Thank you Mark. Here is a question I have for you: Any time I see something indexed by natural numbers, and I want to show something that relies on those indexes, such as a partition, I immediately think induction. Yet, this problem works out very pretty without induction.
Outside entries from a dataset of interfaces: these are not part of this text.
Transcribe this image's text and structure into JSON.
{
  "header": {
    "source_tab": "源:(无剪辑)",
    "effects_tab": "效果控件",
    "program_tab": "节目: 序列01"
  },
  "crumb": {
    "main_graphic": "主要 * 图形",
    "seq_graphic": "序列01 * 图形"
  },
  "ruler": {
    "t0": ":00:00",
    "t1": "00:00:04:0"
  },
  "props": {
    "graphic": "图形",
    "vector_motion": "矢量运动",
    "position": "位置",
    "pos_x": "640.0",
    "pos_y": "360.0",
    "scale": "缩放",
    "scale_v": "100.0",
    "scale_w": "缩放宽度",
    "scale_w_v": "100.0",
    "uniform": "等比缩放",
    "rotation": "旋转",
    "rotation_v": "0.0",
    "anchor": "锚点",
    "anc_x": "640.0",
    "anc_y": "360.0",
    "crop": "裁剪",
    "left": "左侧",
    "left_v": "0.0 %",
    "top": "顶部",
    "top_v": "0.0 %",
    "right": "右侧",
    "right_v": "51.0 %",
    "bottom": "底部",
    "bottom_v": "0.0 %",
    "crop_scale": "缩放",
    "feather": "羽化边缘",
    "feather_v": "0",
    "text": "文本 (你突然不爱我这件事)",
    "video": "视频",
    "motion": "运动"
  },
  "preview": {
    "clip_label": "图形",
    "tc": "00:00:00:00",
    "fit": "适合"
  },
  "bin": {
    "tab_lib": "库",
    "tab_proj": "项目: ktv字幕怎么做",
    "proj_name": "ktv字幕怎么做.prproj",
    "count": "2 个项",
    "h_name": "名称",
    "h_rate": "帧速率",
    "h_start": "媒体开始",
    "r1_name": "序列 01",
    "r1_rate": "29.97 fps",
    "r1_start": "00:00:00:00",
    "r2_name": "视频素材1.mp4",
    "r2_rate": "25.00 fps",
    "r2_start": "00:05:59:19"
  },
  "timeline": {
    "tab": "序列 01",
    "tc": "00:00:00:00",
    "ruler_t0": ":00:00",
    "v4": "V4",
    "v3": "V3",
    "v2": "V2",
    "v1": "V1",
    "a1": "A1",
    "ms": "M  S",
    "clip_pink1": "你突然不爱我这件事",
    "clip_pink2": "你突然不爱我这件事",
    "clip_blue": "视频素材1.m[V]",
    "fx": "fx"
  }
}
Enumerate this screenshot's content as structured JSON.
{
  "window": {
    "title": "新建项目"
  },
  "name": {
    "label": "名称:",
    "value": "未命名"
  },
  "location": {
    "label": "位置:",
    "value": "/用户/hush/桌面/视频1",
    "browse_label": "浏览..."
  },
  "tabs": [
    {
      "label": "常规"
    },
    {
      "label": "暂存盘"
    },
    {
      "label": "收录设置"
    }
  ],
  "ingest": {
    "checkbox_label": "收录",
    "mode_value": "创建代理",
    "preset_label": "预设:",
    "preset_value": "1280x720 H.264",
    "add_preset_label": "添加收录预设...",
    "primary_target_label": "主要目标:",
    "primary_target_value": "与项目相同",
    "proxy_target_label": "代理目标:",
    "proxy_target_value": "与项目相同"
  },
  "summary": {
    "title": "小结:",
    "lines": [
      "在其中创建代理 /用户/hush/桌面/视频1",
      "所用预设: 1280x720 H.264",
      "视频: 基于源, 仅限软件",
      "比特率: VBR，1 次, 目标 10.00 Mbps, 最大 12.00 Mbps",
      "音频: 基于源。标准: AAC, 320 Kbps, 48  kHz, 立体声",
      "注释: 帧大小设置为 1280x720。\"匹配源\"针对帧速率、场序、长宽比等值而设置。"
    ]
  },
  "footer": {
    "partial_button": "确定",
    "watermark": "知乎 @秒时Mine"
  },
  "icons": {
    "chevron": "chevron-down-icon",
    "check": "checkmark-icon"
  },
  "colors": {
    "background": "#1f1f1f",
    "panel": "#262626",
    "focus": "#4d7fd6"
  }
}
Is there a way you look at a problem and say, "oh I should(not) use induction here?"

6. Nov 12, 2008

### boombaby

hey, but why not using this one:
$$x_{i-1} (x_{i}-x_{i-1}) < \frac{x_{i}+x_{i-1}}{2} (x_{i}-x_{i-1})=\frac{x^{2}_{i}-x^{2}_{i-1}}{2}$$
you can sum them up easily. and draw a graph you will see why this inequality works pretty well

Mark44,
what if I let P={0,sqrt(2),1}? so that P*={0,1/n,2/n,.....,1} would not be a refinement of P. I'm thinking that L(P*,f)>=L(P,f) is not guaranteed if P* is not a refinement of P.

7. Nov 12, 2008

No you have a syntax error. sqrt(2) > 1 and P is not a valid partition of [0,1]. What you wish to get at is that Q is a refinement of P in case P must be a subset of Q. So sure, you could make a partition of of irrational numbers, but to the best of my knowledge a partition must be countable, and the partition Mark gave will be as refined as one needs i.e. you can identify a max partition size denoted u(P) such that u(P) is as small as one needs to make a sequence of Lower (or upper) sums converge to the Lower (or upper) integral.

8. Nov 12, 2008

### boombaby

..that sqrt(2) was a mistake...sqrt(2)/2 would be ok...
but yes, Q is a refinement of P iff P is a subset of Q.

You can use arbitrary partition only if the existence of the integral is guaranteed first..I cannot give a counter example right now, since finding one seems somewhat difficult for me...

9. Nov 12, 2008

Hmm, I need to think about that. I only know Riemann integrability, so I may be missing some points in real Real analysis, but I have a theorem that states that a function f is Riemann integrable iff for any e there exists a partition such that the upper sum with respect to that partition minus the lower sum is less than or equal to e. So, I only need to show how small the size of the biggest interval created by a partition, is with respect to e. I don't know. I should be able to make a sequence of P's that converge to the integral; I'm not sure why an infinitely refined partition would not take care of such needs. Any ideas??

10. Nov 12, 2008

### boombaby

ah..you remind me. There exists a such partition is okay...I'm sorry to bring lots of troubles. My head was dumb....:)

11. Nov 12, 2008

### Staff: Mentor

(I edited your partition to fix the error.)
I didn't say anything about a refinement of a given partition, just that the new partition's subinterval size be less than the smallest subinterval of the given partition. With your partition P as described above, a new partition P* = {0, 1/4, 1/2, 3/4, 1} will give an estimate that is closer to 1/2 than will the partition P.